    Shanghai: Tencent Proposes Alliance of Music and Film

    All tech companies strive to be ubiquitous. Within China, behemoth Tencent is a clear leader of the pack. From the company’s “pan entertainment strategy” in 2012 to its 2018 equivalent “neo-creativity strategy,” Tencent keeps unveiling new master plans, each time with more in-house platforms and business approaches involved. On the margins of the Shanghai International [...]

  • Genius Spars With Google Over Lyric

    Genius Accuses Google of Scraping Song Lyrics, Music Data Company Hits Back

    Lyrics annotation service Genius.com has accused Google of scraping its site and stealing its content, the Wall Street Journal reported this weekend. However, a lyrics data provider at the center of the controversy claimed on Monday that those allegations were without merit. The Journal reported that Genius had been complaining to Google about the alleged [...]

  • littlstar ps4 app

    Littlstar Expands Beyond VR With New PS4 App, Signs Up 30,000 Paying Subscribers (EXCLUSIVE)

    A&E-backed immersive content aggregator Littlstar is expanding beyond virtual reality (VR): The New York-based startup launched a dedicated PlayStation4 app this week, giving users of Sony’s game console access to their personal media libraries, as well as both traditional and 360-degree video content from a variety of publishers.

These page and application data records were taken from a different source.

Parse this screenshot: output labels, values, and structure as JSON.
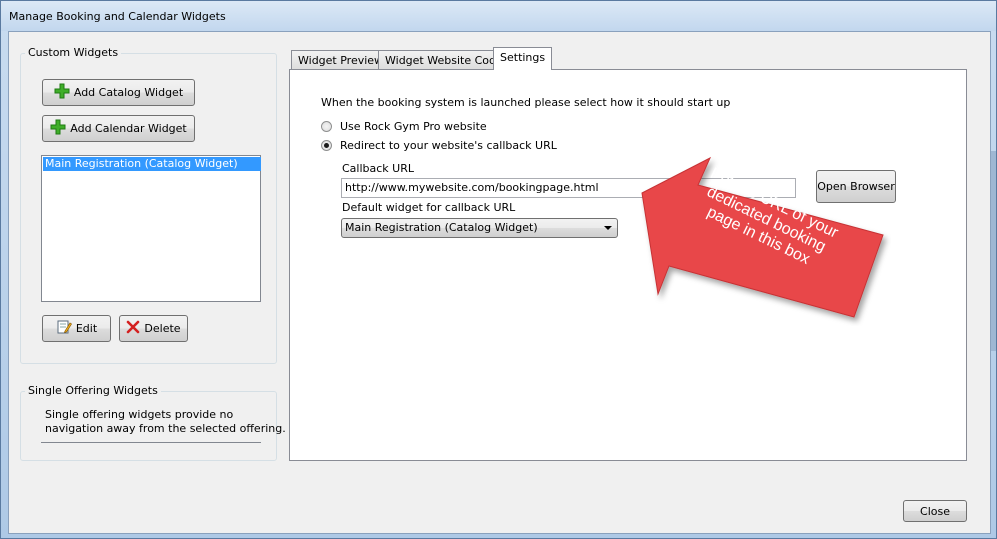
{
  "window": {
    "title": "Manage Booking and Calendar Widgets"
  },
  "custom_widgets": {
    "title": "Custom Widgets",
    "add_catalog_label": "Add Catalog Widget",
    "add_calendar_label": "Add Calendar Widget",
    "list_items": [
      "Main Registration (Catalog Widget)"
    ],
    "edit_label": "Edit",
    "delete_label": "Delete"
  },
  "single_offering": {
    "title": "Single Offering Widgets",
    "description_line1": "Single offering widgets provide no",
    "description_line2": "navigation away from the selected offering."
  },
  "tabs": [
    {
      "label": "Widget Preview",
      "active": false
    },
    {
      "label": "Widget Website Code",
      "active": false
    },
    {
      "label": "Settings",
      "active": true
    }
  ],
  "settings": {
    "prompt": "When the booking system is launched please select how it should start up",
    "option_rgp": "Use Rock Gym Pro website",
    "option_redirect": "Redirect to your website's callback URL",
    "selected_option": "option_redirect",
    "callback_label": "Callback URL",
    "callback_value": "http://www.mywebsite.com/bookingpage.html",
    "open_browser_label": "Open Browser",
    "default_widget_label": "Default widget for callback URL",
    "default_widget_value": "Main Registration (Catalog Widget)"
  },
  "annotation": {
    "text": "Put the URL of your dedicated booking page in this box",
    "color": "#e8474a"
  },
  "footer": {
    "close_label": "Close"
  },
  "icons": {
    "add": "green-plus-icon",
    "edit": "edit-page-icon",
    "delete": "red-x-icon"
  }
}
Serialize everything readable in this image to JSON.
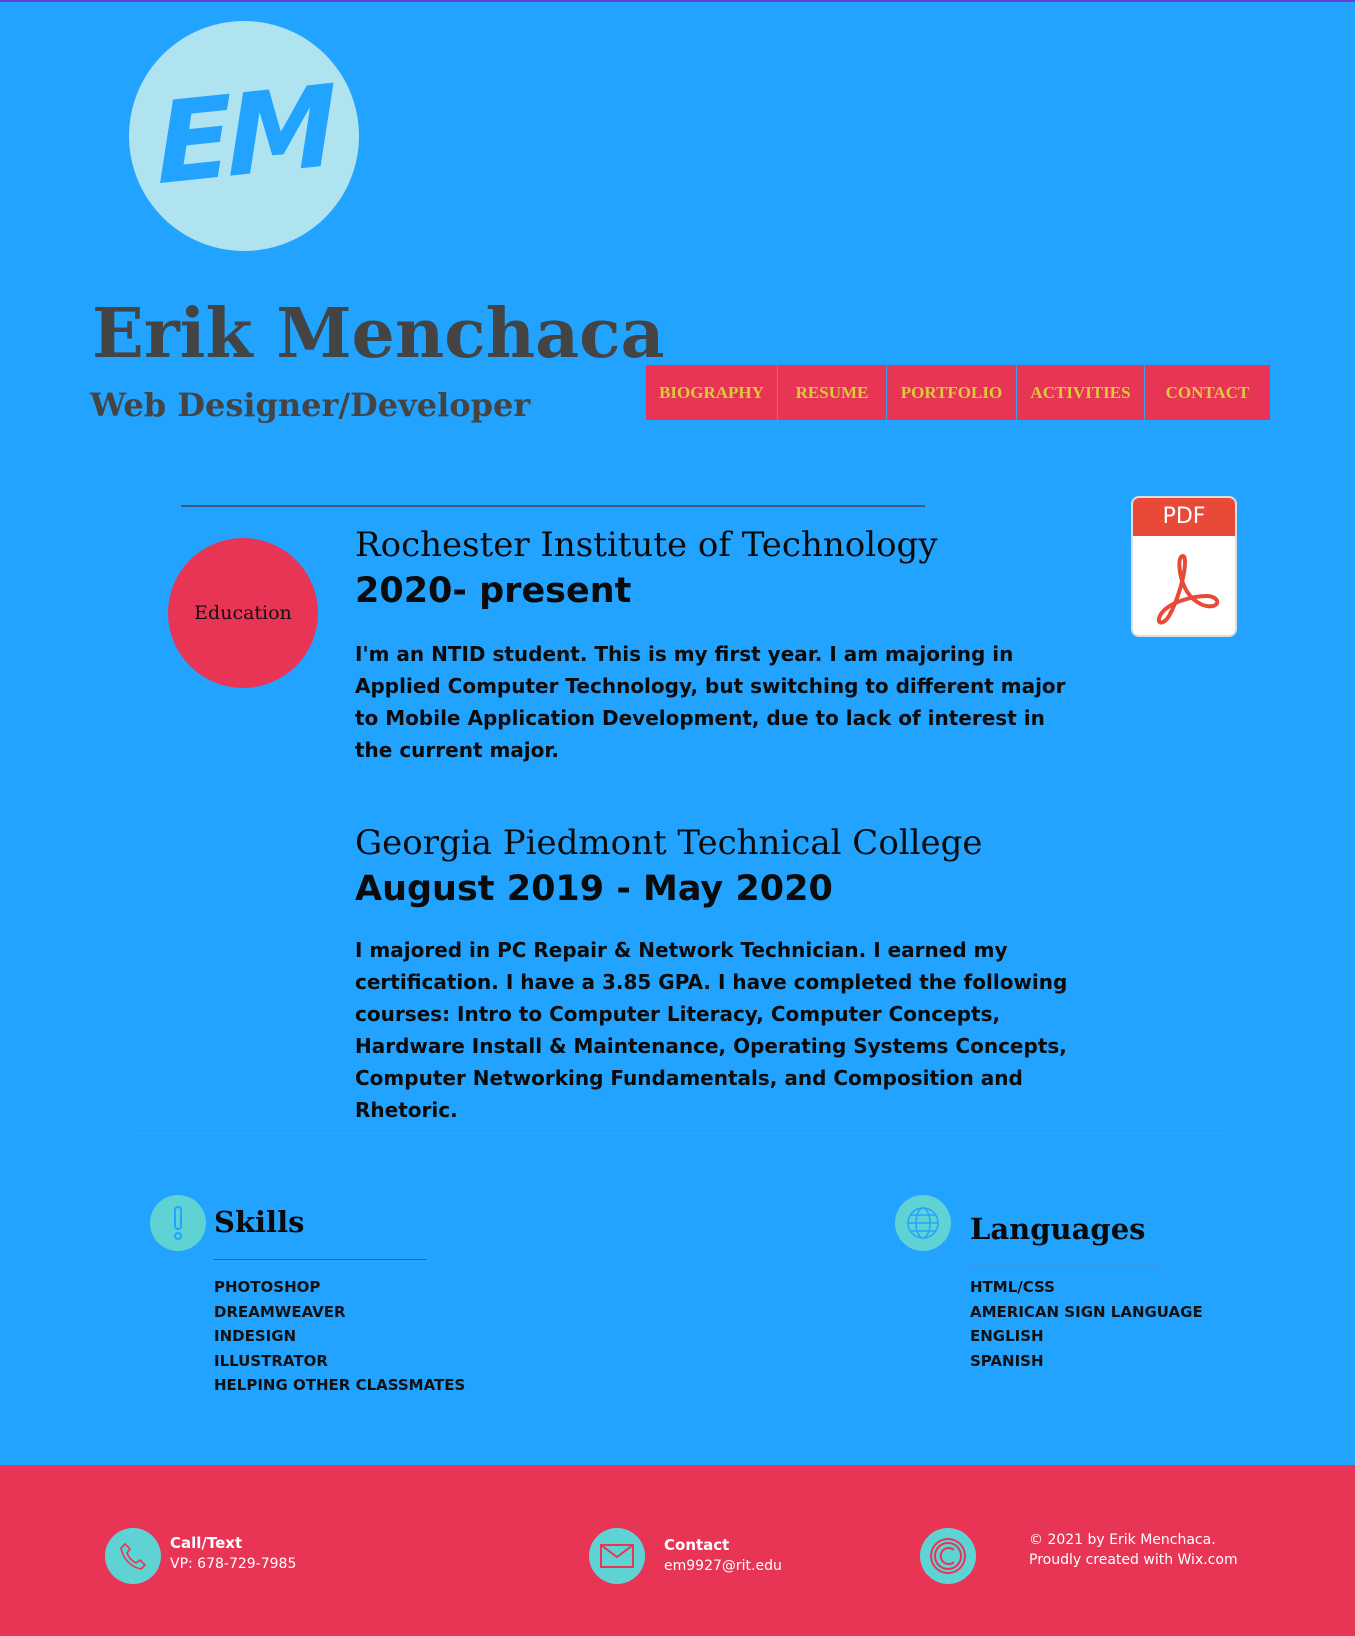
{
  "header": {
    "logo_text": "EM",
    "name": "Erik Menchaca",
    "subtitle": "Web Designer/Developer"
  },
  "nav": {
    "items": [
      {
        "label": "BIOGRAPHY"
      },
      {
        "label": "RESUME"
      },
      {
        "label": "PORTFOLIO"
      },
      {
        "label": "ACTIVITIES"
      },
      {
        "label": "CONTACT"
      }
    ]
  },
  "education": {
    "badge": "Education",
    "pdf_label": "PDF",
    "entries": [
      {
        "school": "Rochester Institute of Technology",
        "dates": "2020- present",
        "description": "I'm an NTID student. This is my first year. I am majoring in Applied Computer Technology, but switching to different major to Mobile Application Development, due to lack of interest in the current major."
      },
      {
        "school": "Georgia Piedmont Technical College",
        "dates": "August 2019 - May 2020",
        "description": "I majored in PC Repair & Network Technician. I earned my certification. I have a 3.85 GPA. I have completed the following courses: Intro to Computer Literacy, Computer Concepts, Hardware Install & Maintenance, Operating Systems Concepts, Computer Networking Fundamentals, and Composition and Rhetoric."
      }
    ]
  },
  "skills": {
    "title": "Skills",
    "items": [
      "PHOTOSHOP",
      "DREAMWEAVER",
      "INDESIGN",
      "ILLUSTRATOR",
      "HELPING OTHER CLASSMATES"
    ]
  },
  "languages": {
    "title": "Languages",
    "items": [
      "HTML/CSS",
      "AMERICAN SIGN LANGUAGE",
      "ENGLISH",
      "SPANISH"
    ]
  },
  "footer": {
    "call_title": "Call/Text",
    "call_value": "VP: 678-729-7985",
    "contact_title": "Contact",
    "contact_value": "em9927@rit.edu",
    "copyright_line1": "© 2021 by Erik Menchaca.",
    "copyright_line2": "Proudly created with Wix.com"
  },
  "colors": {
    "background": "#22a3ff",
    "accent": "#e83455",
    "nav_text": "#d9cb3a",
    "icon_circle": "#5fd3d3"
  }
}
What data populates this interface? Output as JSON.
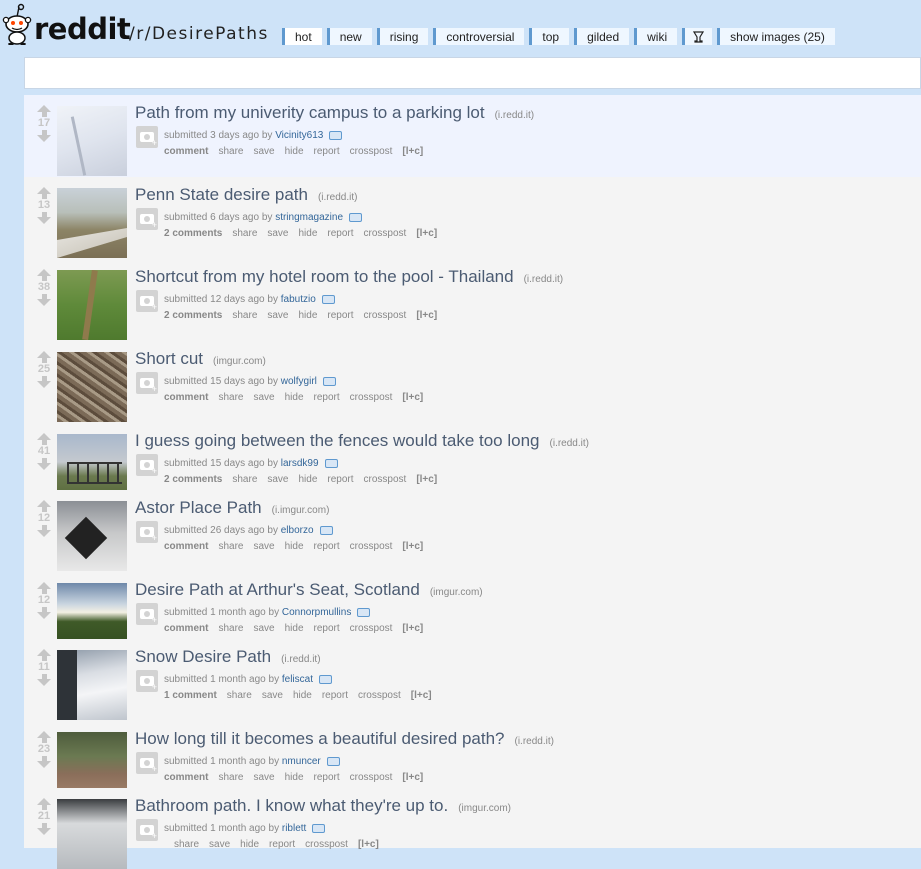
{
  "header": {
    "wordmark": "reddit",
    "subreddit": "/r/DesirePaths",
    "tabs": [
      {
        "label": "hot",
        "selected": true
      },
      {
        "label": "new"
      },
      {
        "label": "rising"
      },
      {
        "label": "controversial"
      },
      {
        "label": "top"
      },
      {
        "label": "gilded"
      },
      {
        "label": "wiki"
      },
      {
        "label": "",
        "icon": "trophy-icon"
      },
      {
        "label": "show images (25)"
      }
    ]
  },
  "colors": {
    "header_bg": "#cee3f8",
    "title": "#4b5b72",
    "author": "#336699",
    "muted": "#888888"
  },
  "posts": [
    {
      "score": "17",
      "title": "Path from my univerity campus to a parking lot",
      "domain": "(i.redd.it)",
      "submitted": "submitted 3 days ago by",
      "author": "Vicinity613",
      "comments": "comment",
      "thumb": "snow"
    },
    {
      "score": "13",
      "title": "Penn State desire path",
      "domain": "(i.redd.it)",
      "submitted": "submitted 6 days ago by",
      "author": "stringmagazine",
      "comments": "2 comments",
      "thumb": "penn"
    },
    {
      "score": "38",
      "title": "Shortcut from my hotel room to the pool - Thailand",
      "domain": "(i.redd.it)",
      "submitted": "submitted 12 days ago by",
      "author": "fabutzio",
      "comments": "2 comments",
      "thumb": "grass"
    },
    {
      "score": "25",
      "title": "Short cut",
      "domain": "(imgur.com)",
      "submitted": "submitted 15 days ago by",
      "author": "wolfygirl",
      "comments": "comment",
      "thumb": "roots"
    },
    {
      "score": "41",
      "title": "I guess going between the fences would take too long",
      "domain": "(i.redd.it)",
      "submitted": "submitted 15 days ago by",
      "author": "larsdk99",
      "comments": "2 comments",
      "thumb": "fence"
    },
    {
      "score": "12",
      "title": "Astor Place Path",
      "domain": "(i.imgur.com)",
      "submitted": "submitted 26 days ago by",
      "author": "elborzo",
      "comments": "comment",
      "thumb": "astor"
    },
    {
      "score": "12",
      "title": "Desire Path at Arthur's Seat, Scotland",
      "domain": "(imgur.com)",
      "submitted": "submitted 1 month ago by",
      "author": "Connorpmullins",
      "comments": "comment",
      "thumb": "arthur"
    },
    {
      "score": "11",
      "title": "Snow Desire Path",
      "domain": "(i.redd.it)",
      "submitted": "submitted 1 month ago by",
      "author": "feliscat",
      "comments": "1 comment",
      "thumb": "snow2"
    },
    {
      "score": "23",
      "title": "How long till it becomes a beautiful desired path?",
      "domain": "(i.redd.it)",
      "submitted": "submitted 1 month ago by",
      "author": "nmuncer",
      "comments": "comment",
      "thumb": "brick"
    },
    {
      "score": "21",
      "title": "Bathroom path. I know what they're up to.",
      "domain": "(imgur.com)",
      "submitted": "submitted 1 month ago by",
      "author": "riblett",
      "comments": "",
      "thumb": "bath"
    }
  ],
  "actions": {
    "share": "share",
    "save": "save",
    "hide": "hide",
    "report": "report",
    "crosspost": "crosspost",
    "rank": "[l+c]"
  }
}
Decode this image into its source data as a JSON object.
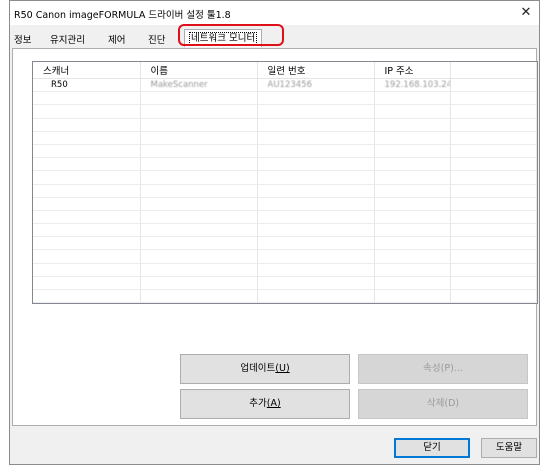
{
  "window": {
    "title": "R50 Canon imageFORMULA 드라이버 설정 툴1.8",
    "close_symbol": "✕"
  },
  "tabs": [
    {
      "label": "정보"
    },
    {
      "label": "유지관리"
    },
    {
      "label": "제어"
    },
    {
      "label": "진단"
    },
    {
      "label": "네트워크 모니터"
    }
  ],
  "scanner_list": {
    "columns": [
      "스캐너",
      "이름",
      "일련 번호",
      "IP 주소"
    ],
    "rows": [
      {
        "scanner": "R50",
        "name": "MakeScanner",
        "serial": "AU123456",
        "ip": "192.168.103.24"
      }
    ]
  },
  "buttons": {
    "update": {
      "label": "업데이트",
      "mnemonic": "(U)"
    },
    "properties": {
      "label": "속성",
      "mnemonic": "(P)..."
    },
    "add": {
      "label": "추가",
      "mnemonic": "(A)"
    },
    "delete": {
      "label": "삭제",
      "mnemonic": "(D)"
    },
    "close": {
      "label": "닫기"
    },
    "help": {
      "label": "도움말"
    }
  },
  "colors": {
    "highlight": "#e0101a",
    "focus_border": "#0078d7"
  }
}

Littlstar also announced that it signed up [...]

  • Game of Thrones Season 8 Production

    'Game of Thrones,' Netflix VFX Among Those to Be Featured in SIGGRAPH Production Talks

    VFX pros behind the final season of “Game of Thrones,” the blockbuster film “Avengers: Endgame,” Pixar’s upcoming “Toy Story 4,” last year’s Oscar-winning “Spider-Man: Into the Spider-Verse,” Netflix series, including “Stranger Things,” and more will give SIGGRAPH 2019 attendees a behind-the-scenes look at their work during the conference’s Production Sessions. There will even be a [...]

  • Patrick Drahi

    Altice's Patrick Drahi to Acquire Sotheby's Auction House for $3.7 Billion

    Patrick Drahi, the owner of the telecom group Altice, is on track to purchase Sotheby’s, the high-profile auction house, for $3.7 billion. The acquisition would turn Sotheby’s into a privately owned concern after 31 years as a publicly listed company on the New York Stock Exchange. Drahi said the acquisition had “no capital link with Altice [...]

  • Soundgarden’s Immersive 'Artists Den' Experience Premieres

    Soundgarden’s Immersive 'Artists Den' Experience Premieres This Week (Exclusive Preview)

    There’s no question that the posthumous release is the most difficult to get right: Human beings are unpredictable, and trying to guess what a person’s intentions might have been is an uphill (if not a losing) battle. Yet posthumous releases ranging from Michael Jackson’s “This Is It” to recent Prince and Jimi Hendrix collections prove [...]

More From Our Brands

Access exclusive content